Originally posted on The Nerd Daily.
In The Boy in the Box [Flame Tree Press, April 2020] a group of childhood friends with a dark secret set out to make amends for the sins of their past only to discover that some dark deeds don’t stay buried.
Ten years ago, lifelong friends Jonathan, Gene, and the Braddick brothers—Michael and Conner—took a hunting trip deep in the Adirondack Mountains to a remote piece of land known as Coombs’ Gulch. What was meant as a weekend getaway to celebrate the last days of singledom for soon-to-be-wed Jonathan culminated in a night of drunken machismo wherein Gene accidentally shot and killed a young boy. Despite the men’s questions—What was the boy doing wandering alone in the woods at night? How did he get so deep into the forest? Did they all see the same thing?—they buried the boy’s body in a makeshift tomb and swore to take their secret to the grave.
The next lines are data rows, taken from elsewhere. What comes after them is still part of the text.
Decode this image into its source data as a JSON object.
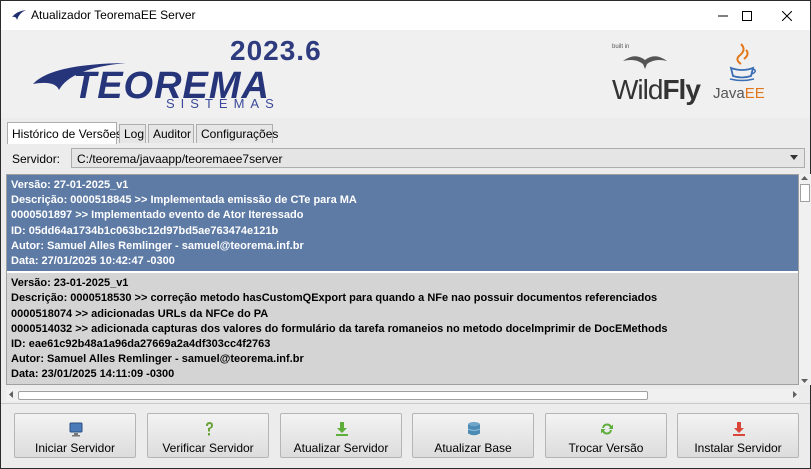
{
  "window": {
    "title": "Atualizador TeoremaEE Server"
  },
  "header": {
    "version": "2023.6",
    "logo_brand": "TEOREMA",
    "logo_sub": "SISTEMAS",
    "wildfly_builtin": "built in",
    "wildfly_text_light": "Wild",
    "wildfly_text_bold": "Fly",
    "java_text": "Java",
    "java_ee": "EE"
  },
  "tabs": [
    {
      "label": "Histórico de Versões",
      "active": true
    },
    {
      "label": "Log",
      "active": false
    },
    {
      "label": "Auditor",
      "active": false
    },
    {
      "label": "Configurações",
      "active": false
    }
  ],
  "server": {
    "label": "Servidor:",
    "value": "C:/teorema/javaapp/teoremaee7server"
  },
  "history": [
    {
      "selected": true,
      "lines": [
        "Versão: 27-01-2025_v1",
        "Descrição: 0000518845 >> Implementada emissão de CTe para MA",
        "0000501897 >> Implementado evento de Ator Iteressado",
        "ID: 05dd64a1734b1c063bc12d97bd5ae763474e121b",
        "Autor: Samuel Alles Remlinger - samuel@teorema.inf.br",
        "Data: 27/01/2025 10:42:47 -0300"
      ]
    },
    {
      "selected": false,
      "lines": [
        "Versão: 23-01-2025_v1",
        "Descrição: 0000518530 >> correção metodo hasCustomQExport para quando a NFe nao possuir documentos referenciados",
        "0000518074 >> adicionadas URLs da NFCe do PA",
        "0000514032 >> adicionada capturas dos valores do formulário da tarefa romaneios no metodo docelmprimir de DocEMethods",
        "ID: eae61c92b48a1a96da27669a2a4df303cc4f2763",
        "Autor: Samuel Alles Remlinger - samuel@teorema.inf.br",
        "Data: 23/01/2025 14:11:09 -0300"
      ]
    }
  ],
  "buttons": [
    {
      "label": "Iniciar Servidor",
      "icon": "monitor-icon"
    },
    {
      "label": "Verificar Servidor",
      "icon": "question-icon"
    },
    {
      "label": "Atualizar Servidor",
      "icon": "download-icon"
    },
    {
      "label": "Atualizar Base",
      "icon": "database-icon"
    },
    {
      "label": "Trocar Versão",
      "icon": "refresh-icon"
    },
    {
      "label": "Instalar Servidor",
      "icon": "install-icon"
    }
  ],
  "colors": {
    "selected_row": "#5e7ba6",
    "brand_blue": "#2e3b7e"
  }
}
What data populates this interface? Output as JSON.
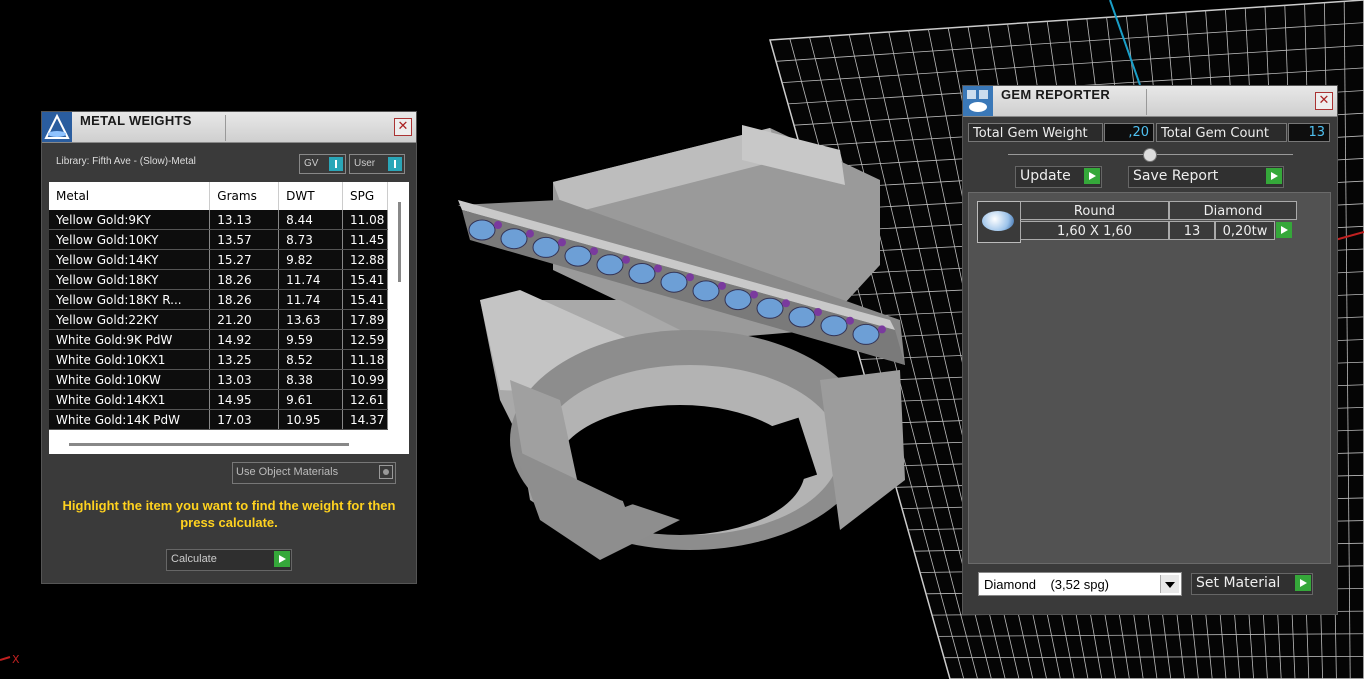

In the end, that termination point is exactly where the four men in the woods that night will find themselves—but not until the strange force that inhabits Coombs’ Gulch is ready to bring them home. After Gene’s untimely suicide, the Braddick brothers and Jonathan decide to return to the woods and relocate the boy’s body, otherwise they risk their secret being brought to light in upcoming construction. The three remaining members of the ordeal are already haunted men; they don’t want their darkness exposed to the people they love most—their families.
Once back out in the woods, the sleeping terror of that long-ago night stirs again, but the accident that seemed so straightforward before doesn’t seem to make sense now and the guilt-ridden trio finds themselves ensnared in a supernatural trap that transcends time and place. Like all ancient gods, the being in Coombs’ Gulch requires a sacrifice, and Jonathan and his friends are just the beginning.
Reminiscent of Neville’s The Ritual (2011), Fitch’s journey into the dark unknowns of ancient forests builds at a measured pace, pushing you forward in slow-building horror that exhibits all the stamina of a hike out into the woods. For all its narrative pontifications and redundancies, Boy in the Box is nevertheless still surprisingly creepy—one of those books that might not be too intimidating in the daytime but will have you leaving a light on at night, just in case.
Lindy Miller Ryan is an author, editor, and spooky things enthusiast who occasionally makes crafty things and bakes.